What you need to do: Counting task for the entries below: give the number of lines that contain the word "icon", with no other text.

Stored entries
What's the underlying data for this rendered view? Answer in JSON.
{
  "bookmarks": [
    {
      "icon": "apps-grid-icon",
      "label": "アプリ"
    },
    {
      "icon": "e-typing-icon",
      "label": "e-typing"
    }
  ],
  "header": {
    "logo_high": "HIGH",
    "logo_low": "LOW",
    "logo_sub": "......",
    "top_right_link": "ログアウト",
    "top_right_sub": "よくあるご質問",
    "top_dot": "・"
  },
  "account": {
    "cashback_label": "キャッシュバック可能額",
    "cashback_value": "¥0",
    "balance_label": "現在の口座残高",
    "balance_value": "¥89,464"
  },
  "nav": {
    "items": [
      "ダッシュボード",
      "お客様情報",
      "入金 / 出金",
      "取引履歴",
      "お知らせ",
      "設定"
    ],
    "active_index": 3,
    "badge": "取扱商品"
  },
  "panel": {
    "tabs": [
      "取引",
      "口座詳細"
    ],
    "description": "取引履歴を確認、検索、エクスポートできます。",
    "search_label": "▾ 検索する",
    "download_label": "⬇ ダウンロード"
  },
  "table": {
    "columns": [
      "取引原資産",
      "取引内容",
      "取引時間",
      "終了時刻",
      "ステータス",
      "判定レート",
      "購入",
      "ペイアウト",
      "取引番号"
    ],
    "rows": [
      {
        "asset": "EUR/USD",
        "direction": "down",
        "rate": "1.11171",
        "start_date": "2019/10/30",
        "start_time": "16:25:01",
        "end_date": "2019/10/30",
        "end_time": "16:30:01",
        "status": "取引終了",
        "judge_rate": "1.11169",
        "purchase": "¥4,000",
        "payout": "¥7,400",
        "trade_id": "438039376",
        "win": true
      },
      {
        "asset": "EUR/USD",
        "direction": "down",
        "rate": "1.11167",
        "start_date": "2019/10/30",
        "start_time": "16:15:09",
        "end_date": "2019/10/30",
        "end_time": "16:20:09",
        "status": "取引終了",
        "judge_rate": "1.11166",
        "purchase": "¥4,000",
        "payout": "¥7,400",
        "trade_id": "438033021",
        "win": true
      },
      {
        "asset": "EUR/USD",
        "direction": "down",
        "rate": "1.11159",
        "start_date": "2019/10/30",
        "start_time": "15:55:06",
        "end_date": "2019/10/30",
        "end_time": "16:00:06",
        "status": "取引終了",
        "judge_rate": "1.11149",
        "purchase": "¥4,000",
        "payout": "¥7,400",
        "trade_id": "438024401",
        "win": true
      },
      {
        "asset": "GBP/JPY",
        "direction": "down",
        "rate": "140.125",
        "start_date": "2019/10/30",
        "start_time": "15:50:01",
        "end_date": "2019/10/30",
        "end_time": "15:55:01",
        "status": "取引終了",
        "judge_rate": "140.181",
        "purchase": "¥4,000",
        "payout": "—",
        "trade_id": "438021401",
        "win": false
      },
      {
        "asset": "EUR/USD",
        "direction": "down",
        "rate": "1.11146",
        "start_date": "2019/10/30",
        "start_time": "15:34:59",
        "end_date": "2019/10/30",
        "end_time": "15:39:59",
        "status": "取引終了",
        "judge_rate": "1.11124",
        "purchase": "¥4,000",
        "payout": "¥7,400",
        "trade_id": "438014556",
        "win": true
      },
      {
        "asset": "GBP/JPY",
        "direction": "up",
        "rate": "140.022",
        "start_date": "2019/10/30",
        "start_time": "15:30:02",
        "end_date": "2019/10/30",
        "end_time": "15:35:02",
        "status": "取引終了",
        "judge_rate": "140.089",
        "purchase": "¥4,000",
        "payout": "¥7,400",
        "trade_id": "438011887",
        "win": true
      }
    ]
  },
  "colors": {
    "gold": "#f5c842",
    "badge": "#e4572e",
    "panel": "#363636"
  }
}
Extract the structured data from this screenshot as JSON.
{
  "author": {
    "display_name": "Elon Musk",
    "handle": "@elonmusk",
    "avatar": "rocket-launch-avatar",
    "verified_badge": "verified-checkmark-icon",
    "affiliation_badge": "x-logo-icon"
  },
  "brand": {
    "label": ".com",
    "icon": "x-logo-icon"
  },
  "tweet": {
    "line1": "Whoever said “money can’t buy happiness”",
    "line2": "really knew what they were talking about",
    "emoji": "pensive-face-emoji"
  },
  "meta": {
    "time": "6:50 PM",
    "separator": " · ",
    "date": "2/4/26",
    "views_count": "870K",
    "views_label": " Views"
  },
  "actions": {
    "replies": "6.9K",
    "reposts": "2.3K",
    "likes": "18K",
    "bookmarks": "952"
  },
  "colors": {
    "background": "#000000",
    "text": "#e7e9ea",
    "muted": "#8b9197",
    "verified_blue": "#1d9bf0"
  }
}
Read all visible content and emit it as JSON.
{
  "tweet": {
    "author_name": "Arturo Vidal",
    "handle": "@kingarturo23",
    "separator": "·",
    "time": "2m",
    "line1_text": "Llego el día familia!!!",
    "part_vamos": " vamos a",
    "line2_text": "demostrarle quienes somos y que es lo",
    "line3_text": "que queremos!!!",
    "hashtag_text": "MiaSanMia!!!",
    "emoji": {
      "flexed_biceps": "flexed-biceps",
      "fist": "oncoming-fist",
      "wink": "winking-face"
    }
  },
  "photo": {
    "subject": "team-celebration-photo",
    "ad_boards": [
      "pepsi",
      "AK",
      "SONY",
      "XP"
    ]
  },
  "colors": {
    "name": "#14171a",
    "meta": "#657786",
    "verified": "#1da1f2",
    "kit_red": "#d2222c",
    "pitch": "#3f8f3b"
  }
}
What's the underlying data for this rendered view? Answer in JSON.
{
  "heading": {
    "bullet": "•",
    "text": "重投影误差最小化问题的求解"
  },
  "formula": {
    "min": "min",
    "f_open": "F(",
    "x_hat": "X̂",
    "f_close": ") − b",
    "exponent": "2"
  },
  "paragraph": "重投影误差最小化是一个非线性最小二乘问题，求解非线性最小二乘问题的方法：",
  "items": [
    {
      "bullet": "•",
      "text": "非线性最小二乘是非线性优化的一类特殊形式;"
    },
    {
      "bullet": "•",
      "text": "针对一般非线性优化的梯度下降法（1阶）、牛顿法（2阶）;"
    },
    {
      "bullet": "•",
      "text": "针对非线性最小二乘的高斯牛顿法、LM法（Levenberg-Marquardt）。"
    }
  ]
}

Exercise output: 5